Participating Faculty

Andrew Dittman

Andrew Dittman

Department:Northwest Fisheries Science Center
Credentials:1994 - Ph.D., University of Washington - School of Fisheries & the Department of Pharmacology
Phone:206-860-3392
Fax:206-860-3467
Mailing Address:Northwest Fisheries Science Center
National Marine Fisheries Service
2725 Montlake Blvd. East
Seattle, WA 98112
E-mail:andy.dittman@noaa.gov
Website:Click here


Research Interests

Fish Reproduction, Behavior and Sensory Physiology

Research Summary

Pacific salmon are well known for their ability to learn (or imprint) to odors associated with their natal stream as juveniles and then later use these retained odor memories to guide the final phases of their home-stream migration.
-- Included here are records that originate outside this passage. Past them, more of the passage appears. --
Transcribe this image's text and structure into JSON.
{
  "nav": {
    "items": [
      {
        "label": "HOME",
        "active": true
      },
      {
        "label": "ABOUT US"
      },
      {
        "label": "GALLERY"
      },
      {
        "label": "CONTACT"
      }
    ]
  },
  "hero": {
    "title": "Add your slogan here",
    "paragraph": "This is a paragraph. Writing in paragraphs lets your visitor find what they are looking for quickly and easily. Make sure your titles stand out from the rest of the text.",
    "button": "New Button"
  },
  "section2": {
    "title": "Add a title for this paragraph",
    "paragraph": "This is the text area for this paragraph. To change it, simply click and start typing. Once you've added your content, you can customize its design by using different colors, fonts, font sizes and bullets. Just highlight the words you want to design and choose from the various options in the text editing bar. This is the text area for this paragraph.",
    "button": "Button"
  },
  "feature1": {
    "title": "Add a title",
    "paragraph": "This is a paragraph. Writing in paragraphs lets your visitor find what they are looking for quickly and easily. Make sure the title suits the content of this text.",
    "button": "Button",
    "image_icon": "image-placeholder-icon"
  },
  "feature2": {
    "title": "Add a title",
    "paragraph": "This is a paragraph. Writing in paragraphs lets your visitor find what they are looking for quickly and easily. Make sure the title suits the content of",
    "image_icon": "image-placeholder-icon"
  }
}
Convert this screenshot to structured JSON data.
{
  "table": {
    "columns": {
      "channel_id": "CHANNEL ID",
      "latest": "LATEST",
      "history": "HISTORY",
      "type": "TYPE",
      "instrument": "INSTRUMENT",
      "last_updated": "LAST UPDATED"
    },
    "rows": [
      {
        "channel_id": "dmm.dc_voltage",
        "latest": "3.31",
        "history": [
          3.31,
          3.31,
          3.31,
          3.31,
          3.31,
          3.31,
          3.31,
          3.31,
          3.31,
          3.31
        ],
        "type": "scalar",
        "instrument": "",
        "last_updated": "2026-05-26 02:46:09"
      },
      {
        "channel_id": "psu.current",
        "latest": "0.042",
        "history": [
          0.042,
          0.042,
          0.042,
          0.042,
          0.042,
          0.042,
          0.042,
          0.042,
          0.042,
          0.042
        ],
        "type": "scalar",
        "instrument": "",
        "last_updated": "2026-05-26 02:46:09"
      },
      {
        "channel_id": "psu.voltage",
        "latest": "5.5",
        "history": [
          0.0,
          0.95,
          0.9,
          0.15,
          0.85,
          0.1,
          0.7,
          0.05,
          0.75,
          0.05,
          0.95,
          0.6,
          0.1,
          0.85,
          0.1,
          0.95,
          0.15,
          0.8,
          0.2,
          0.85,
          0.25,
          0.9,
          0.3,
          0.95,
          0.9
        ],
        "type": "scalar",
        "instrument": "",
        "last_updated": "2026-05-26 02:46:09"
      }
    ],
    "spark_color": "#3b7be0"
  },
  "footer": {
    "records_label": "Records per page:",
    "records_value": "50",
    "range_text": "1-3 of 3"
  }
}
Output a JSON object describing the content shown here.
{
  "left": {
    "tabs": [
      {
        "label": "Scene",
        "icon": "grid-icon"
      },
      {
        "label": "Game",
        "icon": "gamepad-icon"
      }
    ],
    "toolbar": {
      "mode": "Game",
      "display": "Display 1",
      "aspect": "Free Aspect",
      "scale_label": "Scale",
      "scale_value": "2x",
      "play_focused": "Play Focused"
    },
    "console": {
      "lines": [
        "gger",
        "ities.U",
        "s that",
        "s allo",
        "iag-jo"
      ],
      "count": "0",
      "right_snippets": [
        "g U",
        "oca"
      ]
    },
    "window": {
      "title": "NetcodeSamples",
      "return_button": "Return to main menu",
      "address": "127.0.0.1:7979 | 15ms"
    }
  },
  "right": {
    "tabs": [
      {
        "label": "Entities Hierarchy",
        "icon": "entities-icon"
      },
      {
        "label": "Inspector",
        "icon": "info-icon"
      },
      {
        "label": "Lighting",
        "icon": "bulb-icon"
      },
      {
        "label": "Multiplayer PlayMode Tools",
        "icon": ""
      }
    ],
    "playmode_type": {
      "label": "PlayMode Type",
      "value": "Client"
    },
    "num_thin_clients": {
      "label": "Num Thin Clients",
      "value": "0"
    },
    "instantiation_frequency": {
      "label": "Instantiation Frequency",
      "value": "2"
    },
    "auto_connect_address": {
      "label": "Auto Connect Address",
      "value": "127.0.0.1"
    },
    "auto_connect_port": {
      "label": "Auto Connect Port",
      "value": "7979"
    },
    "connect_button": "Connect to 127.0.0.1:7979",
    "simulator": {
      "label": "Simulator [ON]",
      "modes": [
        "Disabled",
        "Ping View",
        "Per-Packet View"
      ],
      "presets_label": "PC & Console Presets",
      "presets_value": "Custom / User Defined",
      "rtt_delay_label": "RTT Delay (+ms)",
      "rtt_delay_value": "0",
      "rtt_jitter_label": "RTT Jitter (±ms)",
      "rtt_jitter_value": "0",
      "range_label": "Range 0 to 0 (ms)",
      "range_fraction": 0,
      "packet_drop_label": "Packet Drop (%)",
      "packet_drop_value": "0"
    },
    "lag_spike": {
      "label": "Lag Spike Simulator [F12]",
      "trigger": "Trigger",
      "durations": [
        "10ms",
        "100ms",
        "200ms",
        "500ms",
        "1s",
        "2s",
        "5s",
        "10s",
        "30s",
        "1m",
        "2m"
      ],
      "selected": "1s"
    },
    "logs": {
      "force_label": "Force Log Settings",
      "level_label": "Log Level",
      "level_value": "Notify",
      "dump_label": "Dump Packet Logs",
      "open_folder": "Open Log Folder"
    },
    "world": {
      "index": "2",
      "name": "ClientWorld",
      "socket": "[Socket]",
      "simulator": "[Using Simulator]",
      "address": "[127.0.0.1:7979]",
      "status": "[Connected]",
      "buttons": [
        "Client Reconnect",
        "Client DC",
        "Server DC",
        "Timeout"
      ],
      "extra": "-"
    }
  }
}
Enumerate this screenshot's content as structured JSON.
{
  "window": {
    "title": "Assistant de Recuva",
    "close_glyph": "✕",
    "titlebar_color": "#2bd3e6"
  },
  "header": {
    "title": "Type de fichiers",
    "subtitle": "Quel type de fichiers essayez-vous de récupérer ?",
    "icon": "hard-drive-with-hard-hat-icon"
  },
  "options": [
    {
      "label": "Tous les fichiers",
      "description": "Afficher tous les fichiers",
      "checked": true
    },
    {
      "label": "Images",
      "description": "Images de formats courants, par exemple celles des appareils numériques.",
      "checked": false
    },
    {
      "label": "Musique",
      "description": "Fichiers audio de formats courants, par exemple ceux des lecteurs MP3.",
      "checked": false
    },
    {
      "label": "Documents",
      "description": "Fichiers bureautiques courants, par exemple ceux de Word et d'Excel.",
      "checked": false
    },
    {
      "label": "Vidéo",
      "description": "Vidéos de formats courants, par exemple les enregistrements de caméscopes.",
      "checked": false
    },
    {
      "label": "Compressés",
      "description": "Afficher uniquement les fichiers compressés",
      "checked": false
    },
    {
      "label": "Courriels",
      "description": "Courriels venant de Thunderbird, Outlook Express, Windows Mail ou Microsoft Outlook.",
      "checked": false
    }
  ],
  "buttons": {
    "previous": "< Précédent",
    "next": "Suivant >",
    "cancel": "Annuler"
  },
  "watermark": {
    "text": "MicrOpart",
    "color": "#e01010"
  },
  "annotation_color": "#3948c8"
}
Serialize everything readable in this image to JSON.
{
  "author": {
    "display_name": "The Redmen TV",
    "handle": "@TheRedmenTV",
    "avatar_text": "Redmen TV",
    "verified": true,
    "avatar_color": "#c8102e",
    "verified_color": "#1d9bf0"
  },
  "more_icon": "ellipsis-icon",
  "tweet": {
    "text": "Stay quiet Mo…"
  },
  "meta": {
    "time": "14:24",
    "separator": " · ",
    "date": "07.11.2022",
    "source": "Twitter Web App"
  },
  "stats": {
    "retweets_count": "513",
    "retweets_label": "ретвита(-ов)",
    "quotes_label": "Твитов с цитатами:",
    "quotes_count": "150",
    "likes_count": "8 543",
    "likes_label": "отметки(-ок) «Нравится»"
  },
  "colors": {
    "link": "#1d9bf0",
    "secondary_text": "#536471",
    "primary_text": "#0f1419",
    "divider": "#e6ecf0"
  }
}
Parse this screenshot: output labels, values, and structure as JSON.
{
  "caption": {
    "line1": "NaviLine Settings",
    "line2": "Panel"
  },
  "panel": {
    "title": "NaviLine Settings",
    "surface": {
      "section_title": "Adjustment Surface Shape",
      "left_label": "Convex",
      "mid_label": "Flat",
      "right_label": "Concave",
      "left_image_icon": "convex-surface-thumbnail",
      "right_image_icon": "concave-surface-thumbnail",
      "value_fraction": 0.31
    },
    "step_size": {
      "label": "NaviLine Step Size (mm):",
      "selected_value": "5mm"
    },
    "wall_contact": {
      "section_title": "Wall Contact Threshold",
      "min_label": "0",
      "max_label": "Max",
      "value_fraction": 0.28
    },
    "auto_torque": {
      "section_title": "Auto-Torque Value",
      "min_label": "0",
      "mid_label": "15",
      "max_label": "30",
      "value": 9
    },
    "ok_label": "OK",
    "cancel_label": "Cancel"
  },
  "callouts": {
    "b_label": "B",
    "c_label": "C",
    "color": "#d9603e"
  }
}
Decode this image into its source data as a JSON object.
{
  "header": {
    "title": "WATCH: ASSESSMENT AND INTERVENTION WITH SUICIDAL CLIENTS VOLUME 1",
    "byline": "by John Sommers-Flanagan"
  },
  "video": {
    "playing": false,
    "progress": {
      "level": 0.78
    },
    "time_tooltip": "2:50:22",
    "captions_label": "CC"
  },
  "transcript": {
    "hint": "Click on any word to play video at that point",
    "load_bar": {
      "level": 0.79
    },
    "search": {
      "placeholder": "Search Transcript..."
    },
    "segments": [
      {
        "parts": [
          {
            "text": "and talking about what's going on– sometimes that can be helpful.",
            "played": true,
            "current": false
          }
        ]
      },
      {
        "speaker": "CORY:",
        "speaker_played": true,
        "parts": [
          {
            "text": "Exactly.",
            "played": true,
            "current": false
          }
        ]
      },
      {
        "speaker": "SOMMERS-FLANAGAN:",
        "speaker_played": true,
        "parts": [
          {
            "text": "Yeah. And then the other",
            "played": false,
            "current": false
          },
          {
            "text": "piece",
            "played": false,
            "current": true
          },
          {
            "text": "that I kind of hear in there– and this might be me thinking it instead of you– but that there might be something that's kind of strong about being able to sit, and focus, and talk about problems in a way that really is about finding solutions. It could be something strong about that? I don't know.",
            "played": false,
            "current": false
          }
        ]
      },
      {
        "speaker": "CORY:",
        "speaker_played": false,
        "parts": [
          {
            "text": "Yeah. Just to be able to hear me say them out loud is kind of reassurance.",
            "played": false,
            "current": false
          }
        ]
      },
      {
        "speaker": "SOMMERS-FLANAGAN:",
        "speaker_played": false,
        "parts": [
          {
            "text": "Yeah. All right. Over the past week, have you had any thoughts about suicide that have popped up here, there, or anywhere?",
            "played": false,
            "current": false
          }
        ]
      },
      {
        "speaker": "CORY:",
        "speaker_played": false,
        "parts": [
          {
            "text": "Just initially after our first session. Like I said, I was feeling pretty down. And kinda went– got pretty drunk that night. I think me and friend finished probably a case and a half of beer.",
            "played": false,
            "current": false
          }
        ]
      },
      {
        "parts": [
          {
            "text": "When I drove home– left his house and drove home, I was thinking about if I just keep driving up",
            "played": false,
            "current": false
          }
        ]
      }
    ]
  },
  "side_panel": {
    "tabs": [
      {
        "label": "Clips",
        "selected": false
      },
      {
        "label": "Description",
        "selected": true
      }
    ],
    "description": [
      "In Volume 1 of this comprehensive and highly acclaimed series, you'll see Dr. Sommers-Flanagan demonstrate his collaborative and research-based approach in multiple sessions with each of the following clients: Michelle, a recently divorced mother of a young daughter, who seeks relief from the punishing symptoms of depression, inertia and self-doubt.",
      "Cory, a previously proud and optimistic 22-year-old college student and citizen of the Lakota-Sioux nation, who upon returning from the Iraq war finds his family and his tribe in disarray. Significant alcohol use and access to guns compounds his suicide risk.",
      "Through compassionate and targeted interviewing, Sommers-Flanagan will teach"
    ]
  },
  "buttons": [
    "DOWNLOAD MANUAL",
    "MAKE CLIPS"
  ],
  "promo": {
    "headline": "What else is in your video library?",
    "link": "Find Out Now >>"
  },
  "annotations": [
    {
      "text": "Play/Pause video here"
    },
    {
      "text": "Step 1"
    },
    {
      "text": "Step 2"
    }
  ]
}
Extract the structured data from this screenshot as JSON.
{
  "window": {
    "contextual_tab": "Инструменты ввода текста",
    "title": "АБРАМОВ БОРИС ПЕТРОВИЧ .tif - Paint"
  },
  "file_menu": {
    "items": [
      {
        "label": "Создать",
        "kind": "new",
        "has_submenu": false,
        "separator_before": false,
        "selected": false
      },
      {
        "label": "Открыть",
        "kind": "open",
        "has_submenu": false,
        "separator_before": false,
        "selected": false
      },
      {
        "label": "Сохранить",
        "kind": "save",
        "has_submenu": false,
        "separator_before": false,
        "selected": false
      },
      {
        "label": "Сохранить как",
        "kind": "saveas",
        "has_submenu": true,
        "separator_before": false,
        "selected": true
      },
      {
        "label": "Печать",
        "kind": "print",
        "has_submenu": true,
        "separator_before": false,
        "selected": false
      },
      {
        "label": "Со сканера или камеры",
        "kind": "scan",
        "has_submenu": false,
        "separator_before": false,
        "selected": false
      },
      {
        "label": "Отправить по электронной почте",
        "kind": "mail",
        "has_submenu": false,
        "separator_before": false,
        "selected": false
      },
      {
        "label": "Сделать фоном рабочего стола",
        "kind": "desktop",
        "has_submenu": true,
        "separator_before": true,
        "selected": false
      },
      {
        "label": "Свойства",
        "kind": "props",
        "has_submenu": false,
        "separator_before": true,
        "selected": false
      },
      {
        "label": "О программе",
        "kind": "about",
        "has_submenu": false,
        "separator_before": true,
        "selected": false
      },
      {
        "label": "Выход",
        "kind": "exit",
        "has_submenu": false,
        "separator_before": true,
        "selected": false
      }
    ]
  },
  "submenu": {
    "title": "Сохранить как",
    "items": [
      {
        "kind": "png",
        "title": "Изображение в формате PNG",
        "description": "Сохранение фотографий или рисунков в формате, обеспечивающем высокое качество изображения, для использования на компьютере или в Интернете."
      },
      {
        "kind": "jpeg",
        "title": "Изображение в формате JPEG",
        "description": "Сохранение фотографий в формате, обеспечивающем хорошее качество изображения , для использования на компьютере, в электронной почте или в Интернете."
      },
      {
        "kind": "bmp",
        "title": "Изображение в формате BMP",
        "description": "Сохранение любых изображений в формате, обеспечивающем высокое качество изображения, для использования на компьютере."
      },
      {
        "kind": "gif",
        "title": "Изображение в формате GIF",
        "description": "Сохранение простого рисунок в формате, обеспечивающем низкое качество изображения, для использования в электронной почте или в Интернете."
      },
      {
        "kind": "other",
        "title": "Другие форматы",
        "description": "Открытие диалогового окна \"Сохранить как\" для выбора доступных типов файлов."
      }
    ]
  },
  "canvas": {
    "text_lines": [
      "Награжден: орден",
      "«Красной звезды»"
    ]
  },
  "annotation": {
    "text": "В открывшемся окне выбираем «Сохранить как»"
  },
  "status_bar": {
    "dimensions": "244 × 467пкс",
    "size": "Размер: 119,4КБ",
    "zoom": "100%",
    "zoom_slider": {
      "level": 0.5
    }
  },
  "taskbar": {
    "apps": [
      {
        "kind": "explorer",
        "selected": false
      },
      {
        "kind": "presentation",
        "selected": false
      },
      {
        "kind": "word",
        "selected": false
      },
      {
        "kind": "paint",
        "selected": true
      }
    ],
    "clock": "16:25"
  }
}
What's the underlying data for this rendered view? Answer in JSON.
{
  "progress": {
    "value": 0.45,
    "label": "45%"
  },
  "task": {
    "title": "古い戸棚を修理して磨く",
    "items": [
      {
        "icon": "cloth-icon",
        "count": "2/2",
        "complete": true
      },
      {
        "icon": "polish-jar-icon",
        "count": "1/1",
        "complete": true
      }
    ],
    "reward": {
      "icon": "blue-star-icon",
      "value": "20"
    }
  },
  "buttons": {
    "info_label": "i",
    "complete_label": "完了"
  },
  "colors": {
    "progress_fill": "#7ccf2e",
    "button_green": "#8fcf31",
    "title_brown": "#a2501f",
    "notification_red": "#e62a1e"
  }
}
The imprinting process is critical for successful completion of the spawning migration and salmon that do not experience their natal water during appropriate juvenile stages are more likely to stray to non-natal sites. Reintroduction of captively-reared fish into the wild at inappropriate developmental periods or insufficient periods of exposure to appropriate olfactory cues may result in elevated levels of straying. To determine the critical period(s) for imprinting, juvenile salmon are being exposed to known odorants at key developmental stages and are subsequently tested for development of long-term memories of these odorants using molecular, electrophysiological, and behavioral assays. Results from these studies will help develop captive broodstock reintroduction and hatchery release strategies that will minimize straying.

Research Publications

Havey, M.A., Dittman, A.H., Quinn, T.P., Lema, S.C., and D. May. 2017. Experimental evidence for olfactory imprinting by Sockeye Salmon at embryonic and smolt stages. Transactions of the American Fisheries Society. 146:74-83.

Bond, M.H., Westley, P.A.H., Dittman, A.H., Holecek, D., Marsh, T., and T.P. Quinn. 2017. Combined effects of barge transportation, river environment, and rearing location on straying and migration of adult Snake River Fall-run Chinook Salmon. Transactions of the American Fisheries Society. 146:60-73.

Cram, J.M., Torgersen, C.E., Klett, R.S., Pess, G.R., May, D., Pearsons, T.N., and A.H. Dittman. 2017. Spatial variability of Chinook Salmon spawning distribution and habitat preferences. Transactions of the American Fisheries Society. 146:206-221.

Bett, N.N., Hinch, S.G., Yun, S.S., and A.H. Dittman. 2016. Evidence of olfactory imprinting at an early life stage in Pink Salmon (Oncorhynchus gorbuscha). Scientific Reports. 6:36393.

Lema, S.C., Chow, M.I. Resner, E.J., Westman, A.A., May, D., Dittman, A.H., and K.M. Hardy. 2016. Endocrine and metabolic impacts of warming aquatic habitats: differential responses between recently-isolated populations of a eurythermal desert pupfish. Conservation Physiology. 4:1-17.

Dittman, A.H., Pearsons, T.P., May, D. Couture, R.M., and D.L.G. Noakes. 2015. Imprinting of hatchery-reared salmon to targeted spawning locations: A new embryonic imprinting paradigm for hatchery programs. Fisheries. 40:114-123.

Westley, P.A.H., Dittman, A.H., Ward, E.J., and T.P. Quinn.  2015.  Signals of climate, conspecific density, and watershed features in patterns of homing and dispersal by Pacific salmon. Ecology 96: 2823–2833.

Washington State University